= Exercise =
The records below need copying. Match each line exactly.

━━ Exercise materials

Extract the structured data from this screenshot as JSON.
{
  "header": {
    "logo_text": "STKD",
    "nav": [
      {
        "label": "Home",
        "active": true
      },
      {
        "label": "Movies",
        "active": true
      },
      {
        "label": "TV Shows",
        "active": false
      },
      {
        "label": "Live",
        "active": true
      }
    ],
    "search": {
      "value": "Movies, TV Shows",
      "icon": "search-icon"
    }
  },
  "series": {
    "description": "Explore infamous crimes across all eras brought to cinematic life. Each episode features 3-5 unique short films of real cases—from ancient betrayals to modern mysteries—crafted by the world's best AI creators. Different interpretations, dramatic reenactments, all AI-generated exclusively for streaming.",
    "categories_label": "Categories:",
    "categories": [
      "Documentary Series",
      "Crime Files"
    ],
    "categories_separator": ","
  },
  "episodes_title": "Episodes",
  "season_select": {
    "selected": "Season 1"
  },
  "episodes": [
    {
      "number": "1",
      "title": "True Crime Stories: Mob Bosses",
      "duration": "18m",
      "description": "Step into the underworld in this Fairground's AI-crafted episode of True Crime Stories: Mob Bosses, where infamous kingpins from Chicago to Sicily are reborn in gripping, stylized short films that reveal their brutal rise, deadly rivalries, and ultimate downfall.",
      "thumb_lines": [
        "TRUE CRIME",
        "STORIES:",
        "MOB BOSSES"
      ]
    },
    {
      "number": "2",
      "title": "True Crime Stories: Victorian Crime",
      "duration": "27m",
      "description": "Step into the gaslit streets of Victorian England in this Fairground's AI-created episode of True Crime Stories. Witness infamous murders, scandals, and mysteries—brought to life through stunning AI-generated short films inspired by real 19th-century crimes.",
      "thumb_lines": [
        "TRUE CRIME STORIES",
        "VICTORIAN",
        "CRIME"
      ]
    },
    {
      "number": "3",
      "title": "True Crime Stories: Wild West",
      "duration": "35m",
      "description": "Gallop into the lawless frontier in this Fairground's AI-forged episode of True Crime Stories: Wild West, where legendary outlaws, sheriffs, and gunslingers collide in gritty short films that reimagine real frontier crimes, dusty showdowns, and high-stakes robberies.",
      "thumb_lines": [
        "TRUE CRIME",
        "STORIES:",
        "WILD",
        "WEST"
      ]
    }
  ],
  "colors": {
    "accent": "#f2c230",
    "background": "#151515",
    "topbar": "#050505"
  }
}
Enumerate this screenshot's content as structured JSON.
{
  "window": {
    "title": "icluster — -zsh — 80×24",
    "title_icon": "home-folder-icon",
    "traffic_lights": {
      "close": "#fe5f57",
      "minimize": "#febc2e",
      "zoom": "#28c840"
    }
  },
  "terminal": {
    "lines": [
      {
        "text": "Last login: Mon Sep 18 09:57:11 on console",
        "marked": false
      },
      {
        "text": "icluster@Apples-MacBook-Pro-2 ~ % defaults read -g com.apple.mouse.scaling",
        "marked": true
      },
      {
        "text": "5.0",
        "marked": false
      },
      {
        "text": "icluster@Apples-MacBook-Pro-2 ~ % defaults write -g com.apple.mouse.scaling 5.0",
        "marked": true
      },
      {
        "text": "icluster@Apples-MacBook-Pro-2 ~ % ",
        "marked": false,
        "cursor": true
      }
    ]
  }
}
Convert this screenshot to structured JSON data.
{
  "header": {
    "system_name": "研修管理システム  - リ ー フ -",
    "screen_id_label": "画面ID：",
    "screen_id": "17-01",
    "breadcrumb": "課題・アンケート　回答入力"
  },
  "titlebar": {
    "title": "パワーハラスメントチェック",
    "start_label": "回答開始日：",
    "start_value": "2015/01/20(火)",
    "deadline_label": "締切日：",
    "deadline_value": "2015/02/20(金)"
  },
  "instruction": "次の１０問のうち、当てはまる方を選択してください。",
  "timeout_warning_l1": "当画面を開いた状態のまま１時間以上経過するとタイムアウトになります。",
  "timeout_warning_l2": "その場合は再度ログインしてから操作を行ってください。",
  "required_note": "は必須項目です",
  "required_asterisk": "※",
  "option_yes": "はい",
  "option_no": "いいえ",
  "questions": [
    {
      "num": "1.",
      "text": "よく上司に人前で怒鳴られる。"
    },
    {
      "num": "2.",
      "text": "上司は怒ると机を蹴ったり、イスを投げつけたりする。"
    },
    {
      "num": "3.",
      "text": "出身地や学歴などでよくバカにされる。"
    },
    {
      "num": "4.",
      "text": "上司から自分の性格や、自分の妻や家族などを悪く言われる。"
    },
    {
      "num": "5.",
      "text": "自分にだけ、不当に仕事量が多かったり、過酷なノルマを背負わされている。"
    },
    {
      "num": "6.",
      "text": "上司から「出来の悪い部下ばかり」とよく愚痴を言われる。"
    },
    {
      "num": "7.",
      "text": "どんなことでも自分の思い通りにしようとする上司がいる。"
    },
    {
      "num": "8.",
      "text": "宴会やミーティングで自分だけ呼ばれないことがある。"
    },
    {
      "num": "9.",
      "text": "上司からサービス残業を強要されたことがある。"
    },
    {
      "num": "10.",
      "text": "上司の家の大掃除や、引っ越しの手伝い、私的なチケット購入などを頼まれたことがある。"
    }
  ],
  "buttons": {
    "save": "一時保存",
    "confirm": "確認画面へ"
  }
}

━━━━

= Solution for this task =
Extract the structured data from this screenshot as JSON.
{
  "header": {
    "logo_text": "STKD",
    "nav": [
      {
        "label": "Home",
        "active": true
      },
      {
        "label": "Movies",
        "active": true
      },
      {
        "label": "TV Shows",
        "active": false
      },
      {
        "label": "Live",
        "active": true
      }
    ],
    "search": {
      "value": "Movies, TV Shows",
      "icon": "search-icon"
    }
  },
  "series": {
    "description": "Explore infamous crimes across all eras brought to cinematic life. Each episode features 3-5 unique short films of real cases—from ancient betrayals to modern mysteries—crafted by the world's best AI creators. Different interpretations, dramatic reenactments, all AI-generated exclusively for streaming.",
    "categories_label": "Categories:",
    "categories": [
      "Documentary Series",
      "Crime Files"
    ],
    "categories_separator": ","
  },
  "episodes_title": "Episodes",
  "season_select": {
    "selected": "Season 1"
  },
  "episodes": [
    {
      "number": "1",
      "title": "True Crime Stories: Mob Bosses",
      "duration": "18m",
      "description": "Step into the underworld in this Fairground's AI-crafted episode of True Crime Stories: Mob Bosses, where infamous kingpins from Chicago to Sicily are reborn in gripping, stylized short films that reveal their brutal rise, deadly rivalries, and ultimate downfall.",
      "thumb_lines": [
        "TRUE CRIME",
        "STORIES:",
        "MOB BOSSES"
      ]
    },
    {
      "number": "2",
      "title": "True Crime Stories: Victorian Crime",
      "duration": "27m",
      "description": "Step into the gaslit streets of Victorian England in this Fairground's AI-created episode of True Crime Stories. Witness infamous murders, scandals, and mysteries—brought to life through stunning AI-generated short films inspired by real 19th-century crimes.",
      "thumb_lines": [
        "TRUE CRIME STORIES",
        "VICTORIAN",
        "CRIME"
      ]
    },
    {
      "number": "3",
      "title": "True Crime Stories: Wild West",
      "duration": "35m",
      "description": "Gallop into the lawless frontier in this Fairground's AI-forged episode of True Crime Stories: Wild West, where legendary outlaws, sheriffs, and gunslingers collide in gritty short films that reimagine real frontier crimes, dusty showdowns, and high-stakes robberies.",
      "thumb_lines": [
        "TRUE CRIME",
        "STORIES:",
        "WILD",
        "WEST"
      ]
    }
  ],
  "colors": {
    "accent": "#f2c230",
    "background": "#151515",
    "topbar": "#050505"
  }
}
Enumerate this screenshot's content as structured JSON.
{
  "window": {
    "title": "icluster — -zsh — 80×24",
    "title_icon": "home-folder-icon",
    "traffic_lights": {
      "close": "#fe5f57",
      "minimize": "#febc2e",
      "zoom": "#28c840"
    }
  },
  "terminal": {
    "lines": [
      {
        "text": "Last login: Mon Sep 18 09:57:11 on console",
        "marked": false
      },
      {
        "text": "icluster@Apples-MacBook-Pro-2 ~ % defaults read -g com.apple.mouse.scaling",
        "marked": true
      },
      {
        "text": "5.0",
        "marked": false
      },
      {
        "text": "icluster@Apples-MacBook-Pro-2 ~ % defaults write -g com.apple.mouse.scaling 5.0",
        "marked": true
      },
      {
        "text": "icluster@Apples-MacBook-Pro-2 ~ % ",
        "marked": false,
        "cursor": true
      }
    ]
  }
}
Convert this screenshot to structured JSON data.
{
  "header": {
    "system_name": "研修管理システム  - リ ー フ -",
    "screen_id_label": "画面ID：",
    "screen_id": "17-01",
    "breadcrumb": "課題・アンケート　回答入力"
  },
  "titlebar": {
    "title": "パワーハラスメントチェック",
    "start_label": "回答開始日：",
    "start_value": "2015/01/20(火)",
    "deadline_label": "締切日：",
    "deadline_value": "2015/02/20(金)"
  },
  "instruction": "次の１０問のうち、当てはまる方を選択してください。",
  "timeout_warning_l1": "当画面を開いた状態のまま１時間以上経過するとタイムアウトになります。",
  "timeout_warning_l2": "その場合は再度ログインしてから操作を行ってください。",
  "required_note": "は必須項目です",
  "required_asterisk": "※",
  "option_yes": "はい",
  "option_no": "いいえ",
  "questions": [
    {
      "num": "1.",
      "text": "よく上司に人前で怒鳴られる。"
    },
    {
      "num": "2.",
      "text": "上司は怒ると机を蹴ったり、イスを投げつけたりする。"
    },
    {
      "num": "3.",
      "text": "出身地や学歴などでよくバカにされる。"
    },
    {
      "num": "4.",
      "text": "上司から自分の性格や、自分の妻や家族などを悪く言われる。"
    },
    {
      "num": "5.",
      "text": "自分にだけ、不当に仕事量が多かったり、過酷なノルマを背負わされている。"
    },
    {
      "num": "6.",
      "text": "上司から「出来の悪い部下ばかり」とよく愚痴を言われる。"
    },
    {
      "num": "7.",
      "text": "どんなことでも自分の思い通りにしようとする上司がいる。"
    },
    {
      "num": "8.",
      "text": "宴会やミーティングで自分だけ呼ばれないことがある。"
    },
    {
      "num": "9.",
      "text": "上司からサービス残業を強要されたことがある。"
    },
    {
      "num": "10.",
      "text": "上司の家の大掃除や、引っ越しの手伝い、私的なチケット購入などを頼まれたことがある。"
    }
  ],
  "buttons": {
    "save": "一時保存",
    "confirm": "確認画面へ"
  }
}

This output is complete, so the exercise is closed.